## What is being asked
Keep only the lines of the material below that contain the word "false". Copy those lines.

--- START ---

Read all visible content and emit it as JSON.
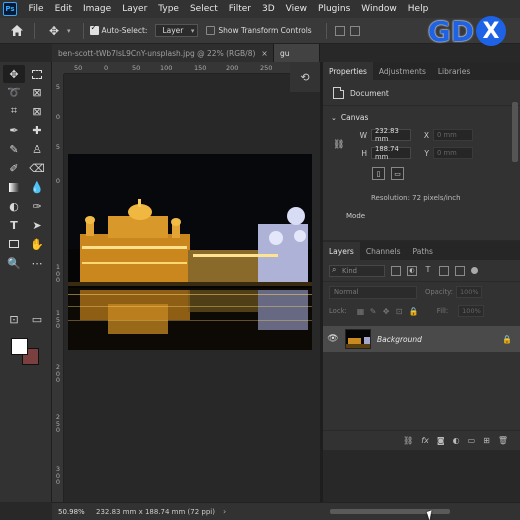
{
  "app": {
    "logo": "Ps"
  },
  "menu": [
    "File",
    "Edit",
    "Image",
    "Layer",
    "Type",
    "Select",
    "Filter",
    "3D",
    "View",
    "Plugins",
    "Window",
    "Help"
  ],
  "options": {
    "auto_select_label": "Auto-Select:",
    "auto_select_checked": true,
    "auto_select_value": "Layer",
    "transform_label": "Show Transform Controls",
    "transform_checked": false
  },
  "watermark": {
    "text": "GD",
    "x": "X"
  },
  "tabs": [
    {
      "label": "ben-scott-tWb7lsL9CnY-unsplash.jpg @ 22% (RGB/8)",
      "close": "×",
      "active": false
    },
    {
      "label": "gu",
      "active": true
    }
  ],
  "ruler": {
    "h": [
      "50",
      "0",
      "50",
      "100",
      "150",
      "200",
      "250"
    ],
    "v": [
      "5",
      "0",
      "5",
      "0",
      "1 0 0",
      "1 5 0",
      "2 0 0",
      "2 5 0",
      "3 0 0"
    ]
  },
  "properties": {
    "tabs": [
      "Properties",
      "Adjustments",
      "Libraries"
    ],
    "doc_label": "Document",
    "canvas_title": "Canvas",
    "w_label": "W",
    "w_value": "232.83 mm",
    "h_label": "H",
    "h_value": "188.74 mm",
    "x_label": "X",
    "x_value": "0 mm",
    "y_label": "Y",
    "y_value": "0 mm",
    "resolution": "Resolution: 72 pixels/inch",
    "mode": "Mode"
  },
  "layers": {
    "tabs": [
      "Layers",
      "Channels",
      "Paths"
    ],
    "kind_placeholder": "Kind",
    "blend": "Normal",
    "opacity_label": "Opacity:",
    "opacity_value": "100%",
    "lock_label": "Lock:",
    "fill_label": "Fill:",
    "fill_value": "100%",
    "items": [
      {
        "name": "Background",
        "visible": true,
        "locked": true
      }
    ]
  },
  "status": {
    "zoom": "50.98%",
    "doc_info": "232.83 mm x 188.74 mm (72 ppi)"
  },
  "colors": {
    "foreground": "#ffffff",
    "background": "#7a3f3f",
    "accent": "#31a8ff"
  }
}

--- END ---

## Exercise output
    "transform_checked": false
      "active": false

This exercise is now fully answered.